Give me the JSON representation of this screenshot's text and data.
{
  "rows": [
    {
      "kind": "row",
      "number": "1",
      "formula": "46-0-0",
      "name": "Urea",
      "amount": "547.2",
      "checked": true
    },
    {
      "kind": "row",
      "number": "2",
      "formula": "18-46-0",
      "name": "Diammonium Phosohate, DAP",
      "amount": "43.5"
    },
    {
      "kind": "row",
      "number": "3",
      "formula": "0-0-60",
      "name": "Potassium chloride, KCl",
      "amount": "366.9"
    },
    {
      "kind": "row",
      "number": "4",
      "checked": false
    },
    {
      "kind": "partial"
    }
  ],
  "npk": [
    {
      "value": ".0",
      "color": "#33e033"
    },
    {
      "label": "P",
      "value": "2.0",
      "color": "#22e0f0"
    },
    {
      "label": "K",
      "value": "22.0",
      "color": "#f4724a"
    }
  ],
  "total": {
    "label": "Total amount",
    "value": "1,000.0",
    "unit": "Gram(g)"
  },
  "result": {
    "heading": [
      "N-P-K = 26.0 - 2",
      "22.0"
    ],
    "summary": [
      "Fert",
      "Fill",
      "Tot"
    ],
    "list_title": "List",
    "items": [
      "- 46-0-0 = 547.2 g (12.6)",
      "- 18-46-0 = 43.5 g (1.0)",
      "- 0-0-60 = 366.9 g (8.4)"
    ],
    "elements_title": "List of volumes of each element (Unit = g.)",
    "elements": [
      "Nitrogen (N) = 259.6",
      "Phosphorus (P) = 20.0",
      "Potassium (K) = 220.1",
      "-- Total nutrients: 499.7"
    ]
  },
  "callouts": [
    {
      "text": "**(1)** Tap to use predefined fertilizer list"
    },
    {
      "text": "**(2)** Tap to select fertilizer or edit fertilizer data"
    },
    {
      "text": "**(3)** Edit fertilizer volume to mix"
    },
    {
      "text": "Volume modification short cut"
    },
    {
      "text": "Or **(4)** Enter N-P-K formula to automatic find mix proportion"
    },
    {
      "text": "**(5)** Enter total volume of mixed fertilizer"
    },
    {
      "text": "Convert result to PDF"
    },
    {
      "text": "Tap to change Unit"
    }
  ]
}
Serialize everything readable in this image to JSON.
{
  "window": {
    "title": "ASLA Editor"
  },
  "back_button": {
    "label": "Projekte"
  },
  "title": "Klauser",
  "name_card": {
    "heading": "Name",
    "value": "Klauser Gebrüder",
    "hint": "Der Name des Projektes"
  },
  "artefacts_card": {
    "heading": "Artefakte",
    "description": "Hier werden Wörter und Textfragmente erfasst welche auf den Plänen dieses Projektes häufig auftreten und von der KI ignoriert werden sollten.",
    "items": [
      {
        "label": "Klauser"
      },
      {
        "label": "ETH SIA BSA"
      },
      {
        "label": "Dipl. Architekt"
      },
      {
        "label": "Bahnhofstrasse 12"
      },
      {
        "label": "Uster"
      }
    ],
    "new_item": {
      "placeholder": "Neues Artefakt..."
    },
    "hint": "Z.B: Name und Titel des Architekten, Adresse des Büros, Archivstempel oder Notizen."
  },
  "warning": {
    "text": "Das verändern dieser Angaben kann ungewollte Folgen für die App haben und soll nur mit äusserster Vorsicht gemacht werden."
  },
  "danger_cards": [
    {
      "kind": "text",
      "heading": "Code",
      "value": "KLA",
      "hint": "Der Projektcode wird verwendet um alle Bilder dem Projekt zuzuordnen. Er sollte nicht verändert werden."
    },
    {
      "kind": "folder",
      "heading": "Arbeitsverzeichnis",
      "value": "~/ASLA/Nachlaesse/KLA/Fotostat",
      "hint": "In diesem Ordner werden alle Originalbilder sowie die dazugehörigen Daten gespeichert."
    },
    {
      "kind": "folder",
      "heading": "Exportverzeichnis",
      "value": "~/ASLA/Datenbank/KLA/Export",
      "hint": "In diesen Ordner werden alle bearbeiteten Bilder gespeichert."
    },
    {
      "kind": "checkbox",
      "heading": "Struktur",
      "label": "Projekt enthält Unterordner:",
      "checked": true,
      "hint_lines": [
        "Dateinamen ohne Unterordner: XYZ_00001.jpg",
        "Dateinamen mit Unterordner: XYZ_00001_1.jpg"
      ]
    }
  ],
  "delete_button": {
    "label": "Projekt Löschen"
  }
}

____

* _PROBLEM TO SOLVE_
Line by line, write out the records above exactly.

* _THE ANSWER_
Give me the JSON representation of this screenshot's text and data.
{
  "rows": [
    {
      "kind": "row",
      "number": "1",
      "formula": "46-0-0",
      "name": "Urea",
      "amount": "547.2",
      "checked": true
    },
    {
      "kind": "row",
      "number": "2",
      "formula": "18-46-0",
      "name": "Diammonium Phosohate, DAP",
      "amount": "43.5"
    },
    {
      "kind": "row",
      "number": "3",
      "formula": "0-0-60",
      "name": "Potassium chloride, KCl",
      "amount": "366.9"
    },
    {
      "kind": "row",
      "number": "4",
      "checked": false
    },
    {
      "kind": "partial"
    }
  ],
  "npk": [
    {
      "value": ".0",
      "color": "#33e033"
    },
    {
      "label": "P",
      "value": "2.0",
      "color": "#22e0f0"
    },
    {
      "label": "K",
      "value": "22.0",
      "color": "#f4724a"
    }
  ],
  "total": {
    "label": "Total amount",
    "value": "1,000.0",
    "unit": "Gram(g)"
  },
  "result": {
    "heading": [
      "N-P-K = 26.0 - 2",
      "22.0"
    ],
    "summary": [
      "Fert",
      "Fill",
      "Tot"
    ],
    "list_title": "List",
    "items": [
      "- 46-0-0 = 547.2 g (12.6)",
      "- 18-46-0 = 43.5 g (1.0)",
      "- 0-0-60 = 366.9 g (8.4)"
    ],
    "elements_title": "List of volumes of each element (Unit = g.)",
    "elements": [
      "Nitrogen (N) = 259.6",
      "Phosphorus (P) = 20.0",
      "Potassium (K) = 220.1",
      "-- Total nutrients: 499.7"
    ]
  },
  "callouts": [
    {
      "text": "**(1)** Tap to use predefined fertilizer list"
    },
    {
      "text": "**(2)** Tap to select fertilizer or edit fertilizer data"
    },
    {
      "text": "**(3)** Edit fertilizer volume to mix"
    },
    {
      "text": "Volume modification short cut"
    },
    {
      "text": "Or **(4)** Enter N-P-K formula to automatic find mix proportion"
    },
    {
      "text": "**(5)** Enter total volume of mixed fertilizer"
    },
    {
      "text": "Convert result to PDF"
    },
    {
      "text": "Tap to change Unit"
    }
  ]
}
Serialize everything readable in this image to JSON.
{
  "window": {
    "title": "ASLA Editor"
  },
  "back_button": {
    "label": "Projekte"
  },
  "title": "Klauser",
  "name_card": {
    "heading": "Name",
    "value": "Klauser Gebrüder",
    "hint": "Der Name des Projektes"
  },
  "artefacts_card": {
    "heading": "Artefakte",
    "description": "Hier werden Wörter und Textfragmente erfasst welche auf den Plänen dieses Projektes häufig auftreten und von der KI ignoriert werden sollten.",
    "items": [
      {
        "label": "Klauser"
      },
      {
        "label": "ETH SIA BSA"
      },
      {
        "label": "Dipl. Architekt"
      },
      {
        "label": "Bahnhofstrasse 12"
      },
      {
        "label": "Uster"
      }
    ],
    "new_item": {
      "placeholder": "Neues Artefakt..."
    },
    "hint": "Z.B: Name und Titel des Architekten, Adresse des Büros, Archivstempel oder Notizen."
  },
  "warning": {
    "text": "Das verändern dieser Angaben kann ungewollte Folgen für die App haben und soll nur mit äusserster Vorsicht gemacht werden."
  },
  "danger_cards": [
    {
      "kind": "text",
      "heading": "Code",
      "value": "KLA",
      "hint": "Der Projektcode wird verwendet um alle Bilder dem Projekt zuzuordnen. Er sollte nicht verändert werden."
    },
    {
      "kind": "folder",
      "heading": "Arbeitsverzeichnis",
      "value": "~/ASLA/Nachlaesse/KLA/Fotostat",
      "hint": "In diesem Ordner werden alle Originalbilder sowie die dazugehörigen Daten gespeichert."
    },
    {
      "kind": "folder",
      "heading": "Exportverzeichnis",
      "value": "~/ASLA/Datenbank/KLA/Export",
      "hint": "In diesen Ordner werden alle bearbeiteten Bilder gespeichert."
    },
    {
      "kind": "checkbox",
      "heading": "Struktur",
      "label": "Projekt enthält Unterordner:",
      "checked": true,
      "hint_lines": [
        "Dateinamen ohne Unterordner: XYZ_00001.jpg",
        "Dateinamen mit Unterordner: XYZ_00001_1.jpg"
      ]
    }
  ],
  "delete_button": {
    "label": "Projekt Löschen"
  }
}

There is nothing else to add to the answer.